For example, E85 finds itself currently able to be used only in flex-fuel vehicles. You can find E15 at pretty much every pump across the nation, though.
Biodiesel, on the other hand, is still more expensive than mineral diesel. It has roughly the same energy capacity but there are some things that need to be ironed out.
The esters in the oils can make using higher percentage biodiesels a bit iffy, especially on older vehicles which might already have their rubber parts going bad. Anything built prior to 1993 should have their rubber replaced before you begin using high percentage biodiesel.
The problems with both are surmountable, but unless your vehicle is specifically made to use biofuels you may run into some problems. Conversion is possible for most modern vehicles, however, so not all hope is lost.
Environmental Benefits of Biofuels
The biggest thing which biofuels have going for them right now is that they’re sustainable.
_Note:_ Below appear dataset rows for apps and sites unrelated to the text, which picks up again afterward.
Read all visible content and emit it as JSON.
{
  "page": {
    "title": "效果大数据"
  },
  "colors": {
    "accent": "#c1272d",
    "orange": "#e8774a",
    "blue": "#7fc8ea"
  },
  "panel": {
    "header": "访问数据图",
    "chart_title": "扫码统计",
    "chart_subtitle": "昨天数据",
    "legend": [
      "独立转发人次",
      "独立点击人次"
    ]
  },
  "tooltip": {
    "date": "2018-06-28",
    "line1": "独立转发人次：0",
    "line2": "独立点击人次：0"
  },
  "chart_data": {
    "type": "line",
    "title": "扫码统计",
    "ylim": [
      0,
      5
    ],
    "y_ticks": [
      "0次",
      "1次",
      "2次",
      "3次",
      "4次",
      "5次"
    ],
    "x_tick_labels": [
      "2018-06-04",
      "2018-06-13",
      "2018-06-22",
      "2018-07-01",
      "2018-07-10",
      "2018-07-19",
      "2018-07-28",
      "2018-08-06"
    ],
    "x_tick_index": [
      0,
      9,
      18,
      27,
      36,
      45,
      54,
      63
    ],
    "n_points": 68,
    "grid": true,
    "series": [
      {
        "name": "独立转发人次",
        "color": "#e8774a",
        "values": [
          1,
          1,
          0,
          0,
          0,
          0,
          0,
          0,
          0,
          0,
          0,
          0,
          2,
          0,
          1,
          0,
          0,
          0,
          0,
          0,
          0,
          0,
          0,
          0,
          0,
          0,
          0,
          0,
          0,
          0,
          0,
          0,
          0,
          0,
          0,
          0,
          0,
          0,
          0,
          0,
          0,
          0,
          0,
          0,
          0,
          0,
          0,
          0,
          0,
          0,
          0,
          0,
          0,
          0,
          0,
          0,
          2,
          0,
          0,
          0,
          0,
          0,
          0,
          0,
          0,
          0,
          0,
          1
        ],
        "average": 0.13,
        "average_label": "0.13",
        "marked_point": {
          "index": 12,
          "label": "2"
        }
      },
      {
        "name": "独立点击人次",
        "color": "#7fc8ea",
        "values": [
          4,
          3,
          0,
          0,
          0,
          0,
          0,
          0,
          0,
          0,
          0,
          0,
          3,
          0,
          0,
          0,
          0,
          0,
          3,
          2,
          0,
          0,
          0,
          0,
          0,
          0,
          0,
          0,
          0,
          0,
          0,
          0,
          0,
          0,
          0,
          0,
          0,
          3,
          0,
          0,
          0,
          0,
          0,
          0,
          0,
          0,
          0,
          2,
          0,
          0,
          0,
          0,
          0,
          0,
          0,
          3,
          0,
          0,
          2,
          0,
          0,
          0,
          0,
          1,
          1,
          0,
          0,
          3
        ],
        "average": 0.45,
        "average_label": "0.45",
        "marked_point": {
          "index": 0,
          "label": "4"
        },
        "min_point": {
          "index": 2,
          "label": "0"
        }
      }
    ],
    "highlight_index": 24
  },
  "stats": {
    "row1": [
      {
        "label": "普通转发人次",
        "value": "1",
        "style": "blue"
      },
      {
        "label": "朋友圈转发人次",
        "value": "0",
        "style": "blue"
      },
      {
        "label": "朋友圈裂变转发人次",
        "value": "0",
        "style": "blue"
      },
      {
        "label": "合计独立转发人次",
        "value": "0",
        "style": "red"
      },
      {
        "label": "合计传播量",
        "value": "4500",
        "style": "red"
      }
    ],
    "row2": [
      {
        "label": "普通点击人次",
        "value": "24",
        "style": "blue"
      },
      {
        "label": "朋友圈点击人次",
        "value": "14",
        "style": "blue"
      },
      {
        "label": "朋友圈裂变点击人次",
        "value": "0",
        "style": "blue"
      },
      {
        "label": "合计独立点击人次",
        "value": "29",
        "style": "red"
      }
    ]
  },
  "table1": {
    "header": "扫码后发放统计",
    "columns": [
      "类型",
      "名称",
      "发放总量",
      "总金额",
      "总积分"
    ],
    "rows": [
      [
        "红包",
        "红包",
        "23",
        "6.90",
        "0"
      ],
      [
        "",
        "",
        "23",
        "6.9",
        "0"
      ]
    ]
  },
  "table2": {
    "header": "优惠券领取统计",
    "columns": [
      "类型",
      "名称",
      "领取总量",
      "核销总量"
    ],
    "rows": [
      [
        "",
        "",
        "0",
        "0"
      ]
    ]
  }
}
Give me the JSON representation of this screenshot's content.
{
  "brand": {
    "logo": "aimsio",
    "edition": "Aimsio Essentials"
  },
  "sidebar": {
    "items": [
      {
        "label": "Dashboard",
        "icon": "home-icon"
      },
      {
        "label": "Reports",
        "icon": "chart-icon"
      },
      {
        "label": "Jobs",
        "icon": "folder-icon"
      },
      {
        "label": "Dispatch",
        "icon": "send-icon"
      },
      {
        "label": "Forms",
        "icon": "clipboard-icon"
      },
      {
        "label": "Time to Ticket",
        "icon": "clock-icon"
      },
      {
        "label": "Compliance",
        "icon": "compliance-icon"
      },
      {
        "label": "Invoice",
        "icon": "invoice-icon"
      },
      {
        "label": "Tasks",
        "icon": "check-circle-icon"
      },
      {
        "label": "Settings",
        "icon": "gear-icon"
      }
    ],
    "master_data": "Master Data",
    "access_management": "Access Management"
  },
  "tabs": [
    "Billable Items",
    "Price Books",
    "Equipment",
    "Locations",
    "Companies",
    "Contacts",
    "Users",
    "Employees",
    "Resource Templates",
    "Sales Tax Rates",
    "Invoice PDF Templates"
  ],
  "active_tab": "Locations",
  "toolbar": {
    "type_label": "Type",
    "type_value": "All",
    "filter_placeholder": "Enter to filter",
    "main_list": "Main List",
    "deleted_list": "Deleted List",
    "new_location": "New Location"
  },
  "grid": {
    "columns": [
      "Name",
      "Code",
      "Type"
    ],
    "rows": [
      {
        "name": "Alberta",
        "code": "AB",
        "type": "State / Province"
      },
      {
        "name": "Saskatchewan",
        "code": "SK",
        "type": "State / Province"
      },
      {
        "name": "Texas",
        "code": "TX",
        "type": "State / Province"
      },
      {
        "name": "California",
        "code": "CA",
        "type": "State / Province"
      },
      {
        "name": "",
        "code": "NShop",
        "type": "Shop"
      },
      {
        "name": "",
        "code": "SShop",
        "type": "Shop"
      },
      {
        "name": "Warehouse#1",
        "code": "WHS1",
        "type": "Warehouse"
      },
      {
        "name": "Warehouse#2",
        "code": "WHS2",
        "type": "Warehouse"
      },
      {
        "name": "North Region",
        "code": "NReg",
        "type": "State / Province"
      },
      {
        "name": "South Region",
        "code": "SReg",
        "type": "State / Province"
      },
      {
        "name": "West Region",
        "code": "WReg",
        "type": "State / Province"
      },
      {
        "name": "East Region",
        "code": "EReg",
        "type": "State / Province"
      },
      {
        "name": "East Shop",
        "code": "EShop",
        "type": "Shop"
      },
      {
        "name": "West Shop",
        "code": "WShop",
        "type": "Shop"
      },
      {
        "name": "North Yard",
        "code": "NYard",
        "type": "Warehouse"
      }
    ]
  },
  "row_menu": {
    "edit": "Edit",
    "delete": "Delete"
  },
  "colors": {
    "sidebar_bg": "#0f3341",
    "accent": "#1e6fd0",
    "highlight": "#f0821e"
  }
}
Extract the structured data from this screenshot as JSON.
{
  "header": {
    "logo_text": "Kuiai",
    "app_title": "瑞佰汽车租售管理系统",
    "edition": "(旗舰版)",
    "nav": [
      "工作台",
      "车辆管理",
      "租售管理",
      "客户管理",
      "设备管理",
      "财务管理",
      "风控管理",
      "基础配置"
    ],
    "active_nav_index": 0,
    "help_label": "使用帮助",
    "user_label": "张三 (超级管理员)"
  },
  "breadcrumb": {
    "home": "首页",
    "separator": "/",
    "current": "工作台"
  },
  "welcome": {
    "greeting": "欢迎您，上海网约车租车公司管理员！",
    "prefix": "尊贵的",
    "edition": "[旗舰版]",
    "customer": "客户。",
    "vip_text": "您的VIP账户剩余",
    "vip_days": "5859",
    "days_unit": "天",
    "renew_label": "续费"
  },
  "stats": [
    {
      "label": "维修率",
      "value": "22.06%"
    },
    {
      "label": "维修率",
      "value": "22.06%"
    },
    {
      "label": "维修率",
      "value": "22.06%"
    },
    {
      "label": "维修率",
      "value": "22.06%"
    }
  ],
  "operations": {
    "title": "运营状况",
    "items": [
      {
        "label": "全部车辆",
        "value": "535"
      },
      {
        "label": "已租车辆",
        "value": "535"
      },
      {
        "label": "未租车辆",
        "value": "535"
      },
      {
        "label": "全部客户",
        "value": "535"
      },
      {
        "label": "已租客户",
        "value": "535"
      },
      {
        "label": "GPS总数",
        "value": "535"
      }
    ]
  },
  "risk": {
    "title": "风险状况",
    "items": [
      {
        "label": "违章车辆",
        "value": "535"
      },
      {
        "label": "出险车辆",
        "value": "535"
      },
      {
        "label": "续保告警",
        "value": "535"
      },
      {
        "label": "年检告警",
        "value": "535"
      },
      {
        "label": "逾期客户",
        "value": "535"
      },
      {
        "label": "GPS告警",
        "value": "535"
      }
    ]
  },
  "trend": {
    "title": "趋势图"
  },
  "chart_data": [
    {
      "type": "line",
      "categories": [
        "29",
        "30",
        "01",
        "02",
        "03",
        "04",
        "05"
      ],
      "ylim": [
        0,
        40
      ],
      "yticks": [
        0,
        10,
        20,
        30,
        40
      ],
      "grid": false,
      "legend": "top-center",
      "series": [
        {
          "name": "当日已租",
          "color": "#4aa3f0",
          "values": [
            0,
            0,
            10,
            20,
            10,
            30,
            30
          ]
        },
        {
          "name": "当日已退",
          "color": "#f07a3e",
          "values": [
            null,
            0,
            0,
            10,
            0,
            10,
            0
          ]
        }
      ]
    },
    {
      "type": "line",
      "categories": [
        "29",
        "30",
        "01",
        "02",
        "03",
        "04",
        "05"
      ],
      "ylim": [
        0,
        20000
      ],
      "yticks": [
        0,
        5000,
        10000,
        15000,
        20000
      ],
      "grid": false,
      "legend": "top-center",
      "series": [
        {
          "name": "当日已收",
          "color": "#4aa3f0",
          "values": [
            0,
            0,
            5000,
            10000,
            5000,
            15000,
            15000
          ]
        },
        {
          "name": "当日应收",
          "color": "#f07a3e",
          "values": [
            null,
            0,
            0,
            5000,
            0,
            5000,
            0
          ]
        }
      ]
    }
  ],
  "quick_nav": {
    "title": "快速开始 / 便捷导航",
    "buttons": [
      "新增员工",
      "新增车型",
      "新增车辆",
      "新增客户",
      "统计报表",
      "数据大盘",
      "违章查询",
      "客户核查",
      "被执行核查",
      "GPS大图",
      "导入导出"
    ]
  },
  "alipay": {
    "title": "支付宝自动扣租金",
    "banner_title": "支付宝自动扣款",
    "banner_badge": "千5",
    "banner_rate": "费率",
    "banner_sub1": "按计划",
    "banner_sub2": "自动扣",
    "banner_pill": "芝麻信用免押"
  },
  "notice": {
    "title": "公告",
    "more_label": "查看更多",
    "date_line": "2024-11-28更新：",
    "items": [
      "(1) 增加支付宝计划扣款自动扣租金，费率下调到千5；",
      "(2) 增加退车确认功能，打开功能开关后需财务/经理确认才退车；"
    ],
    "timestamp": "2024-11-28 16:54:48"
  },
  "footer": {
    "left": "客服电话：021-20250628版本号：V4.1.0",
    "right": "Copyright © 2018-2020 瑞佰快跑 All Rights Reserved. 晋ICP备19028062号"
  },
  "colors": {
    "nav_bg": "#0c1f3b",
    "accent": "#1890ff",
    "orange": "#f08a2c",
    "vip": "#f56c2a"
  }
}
The effects of our entire civilization running out of the corn, wheat, and vegetable oils used to produce them have much more dire consequences than just not being able to fuel up.
They’re also designed to run in a carbon neutral matter.
Both are fairly energy-intensive to produce. But in the end, more efficient systems may be exactly what we need to make them viable as a primary fuel source in the future.
A Bright Future, Not a Flash in the Pan
What are biofuels?
They’re one of the main measures going on to save the planet right now. Since they pull carbon back out of the system and don’t have the intensive effects of oil drilling, many are hoping we can make the switch entirely.
This isn’t some hippy, green technology. Imagine a future where logistics can create their own fuel from waste, where fuel for internal combustion engines actually becomes sustainable, and where clean-burning fuel is used everywhere.
If you want to learn more about biofuels, then we recommend you check out our page on them. There’s a lot to learn, and knowing is half the battle.